Excerpts from Robert’s Rule of Order
- Before a member…can make a motion or speak in debate…he must obtain the floor; that is, he must be recognized by the chair as having the exclusive right to be heard at that time. (At MLA Business Meetings, this is done by first going to the nearest microphone.)
- A person addressing the chair to claim the floor should state his name and any necessary identification…, as (John Does, Oxbridge University Medical Library).
- Each member has the right to speak twice on the same question on the same day, but cannot make a second speech on the same question so long as any member who has not spoken on that question desires the floor.
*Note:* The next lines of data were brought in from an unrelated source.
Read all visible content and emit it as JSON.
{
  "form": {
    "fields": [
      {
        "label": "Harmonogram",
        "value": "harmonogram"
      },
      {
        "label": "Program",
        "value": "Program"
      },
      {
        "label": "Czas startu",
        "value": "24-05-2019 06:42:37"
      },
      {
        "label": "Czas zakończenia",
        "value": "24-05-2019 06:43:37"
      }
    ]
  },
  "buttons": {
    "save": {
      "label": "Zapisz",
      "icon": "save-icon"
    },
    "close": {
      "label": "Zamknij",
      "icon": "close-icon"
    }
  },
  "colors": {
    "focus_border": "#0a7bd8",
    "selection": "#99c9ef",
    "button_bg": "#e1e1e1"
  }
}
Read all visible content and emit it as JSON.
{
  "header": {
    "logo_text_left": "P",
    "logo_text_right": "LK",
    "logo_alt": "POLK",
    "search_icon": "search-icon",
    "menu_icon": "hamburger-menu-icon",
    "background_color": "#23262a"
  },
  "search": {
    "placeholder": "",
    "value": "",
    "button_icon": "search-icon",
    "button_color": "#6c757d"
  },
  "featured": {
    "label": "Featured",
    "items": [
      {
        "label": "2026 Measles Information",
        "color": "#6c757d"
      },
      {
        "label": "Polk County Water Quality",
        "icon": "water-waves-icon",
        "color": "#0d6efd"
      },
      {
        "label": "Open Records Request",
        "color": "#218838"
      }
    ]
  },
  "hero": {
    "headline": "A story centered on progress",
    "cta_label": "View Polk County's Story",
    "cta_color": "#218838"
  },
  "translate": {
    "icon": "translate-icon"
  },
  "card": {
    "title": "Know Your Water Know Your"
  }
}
- A member who has spoken twice on a particular question on the same day has exhausted his right to debate that question for that day.
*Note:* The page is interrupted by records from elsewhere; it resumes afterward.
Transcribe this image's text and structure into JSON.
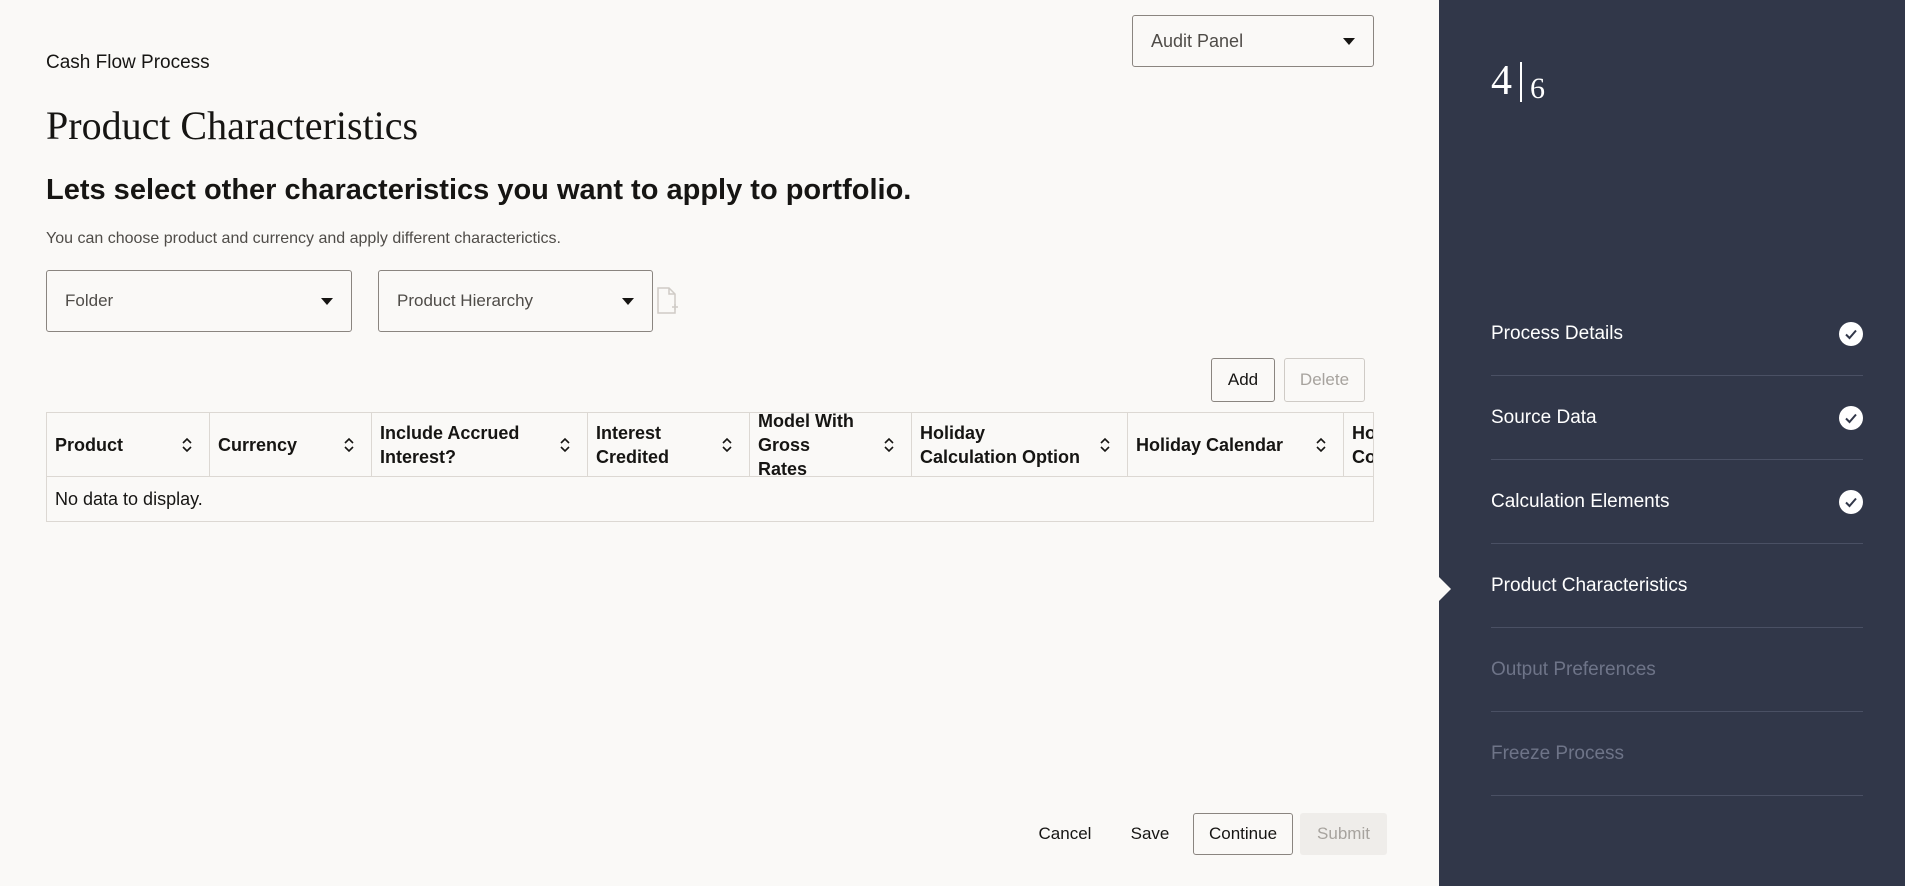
{
  "header": {
    "breadcrumb": "Cash Flow Process",
    "title": "Product Characteristics",
    "audit_panel": "Audit Panel"
  },
  "main": {
    "heading": "Lets select other characteristics you want to apply to portfolio.",
    "subtext": "You can choose product and currency and apply different characterictics.",
    "folder_select": "Folder",
    "hierarchy_select": "Product Hierarchy",
    "add_label": "Add",
    "delete_label": "Delete"
  },
  "table": {
    "columns": [
      "Product",
      "Currency",
      "Include Accrued Interest?",
      "Interest Credited",
      "Model With Gross Rates",
      "Holiday Calculation Option",
      "Holiday Calendar",
      "Holiday Convention"
    ],
    "empty_text": "No data to display."
  },
  "footer": {
    "cancel": "Cancel",
    "save": "Save",
    "continue": "Continue",
    "submit": "Submit"
  },
  "sidebar": {
    "current_step": "4",
    "total_steps": "6",
    "steps": [
      {
        "label": "Process Details",
        "status": "done"
      },
      {
        "label": "Source Data",
        "status": "done"
      },
      {
        "label": "Calculation Elements",
        "status": "done"
      },
      {
        "label": "Product Characteristics",
        "status": "current"
      },
      {
        "label": "Output Preferences",
        "status": "pending"
      },
      {
        "label": "Freeze Process",
        "status": "pending"
      }
    ]
  },
  "colors": {
    "sidebar_bg": "#313749",
    "page_bg": "#faf9f7",
    "text": "#161513",
    "pending_step": "#6e7488"
  }
}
- Debate must be confined to the merits of the pending question.
- Speakers must address their remarks to the chair, maintain a courteous tone, and–especially in reference to any divergence of opinion–should avoid injecting a personal note into debate.
- If at any time the presiding officer rises to speak with his privilege, any member who is speaking should be seated (or should step back slightly from the microphone) until the presiding officer has finished.
1. Parliamentary Know-How
Below are the motions (or actions) required to accomplish the more common purposes at business meetings (based on Robert’s Rules of Order.)
|Purpose||Motion or Action Required|
|To introduce business||Move to main motion|
|To approve action||Move to accept, adopt or ratify|
|To modify or change||Move to amend or refer to committee|
|To defer action||Move to postpone to a definite time, refer to committee or lay on the table|
|To limit discussion||Move to limit debate|
|To stop discussion||Move to the previous question|
|To determine correctness of an announced voice vote||Move for division of the assembly|
|To suppress a question||Object to consideration, move to postpone indefinitely, lay on the table|
|To object to decision of chair||Move an appeal from the decision|
|To make a request||Call for point of information, rise to parliamentary inquiry, or raise question of privilege|
|To consider for a second||Move to take from the table, reconsider or rescind|
|To repeal action||Move to rescind|
2. Most Used Motions
The most used motion used at business meetings, and a brief explanation of them, are given below (based on Robert’s Rules of Order).
Main Motion: Proposal for action or for expression of certain views. Only one main motion may be on the floor at a time.
Subsidiary Motions: Motions to modify or delay action on the main motion. In order when the main motion is being discussed.
- To amend (or to modify): Five methods to amend: 1) to strike; 2) to insert; 3) to strike and insert; 4) to add at end of sentence; 5) to substitute. Substitution generally is used only for an entire paragraph or section; strike and insert is quicker, easier, and accomplishes the same purpose.
- Refer to Committee: For information, for appropriate recommendations and/or to carry out recommendations.
- Postpone to a Certain Time: Defer further consideration of the main question until a definitely state[ed] time.
- Previous Question: To close debated on current questions. Affirmative vote (two-thirds without discussion) closes debate and orders immediate vote on pending question. The call “Question” may be ignored by the Chair.
- Lay on the Table: Set aside temporarily. Majority vote and no discussion. Motion may not be modified. If definite time is desired, postpone should be employed.
- Incidental Motions: These arise from pending question and must be decided before the question.
- Request for Information
- Point of Order
Division of Assembly
No recognition required. Division is used by the chair or assembly when the outcome of a vote is uncertain. A stand vote need not be counted unless the outcome is still uncertain or a record of the vote is required.
Reconsider: Must be made by one who voted on the prevailing side: in order only on the same day or the next succeeding day. If reconsideration carries, the motion to which it applies is again before the assembly.
Rescind or Cancel: May be called by anyone when it is too late for reconsideration, if action is not under way. Two-thirds vote without notice required, majority if notice to rescind has been given.
Adjourn: May be accomplished by general consent or by motion.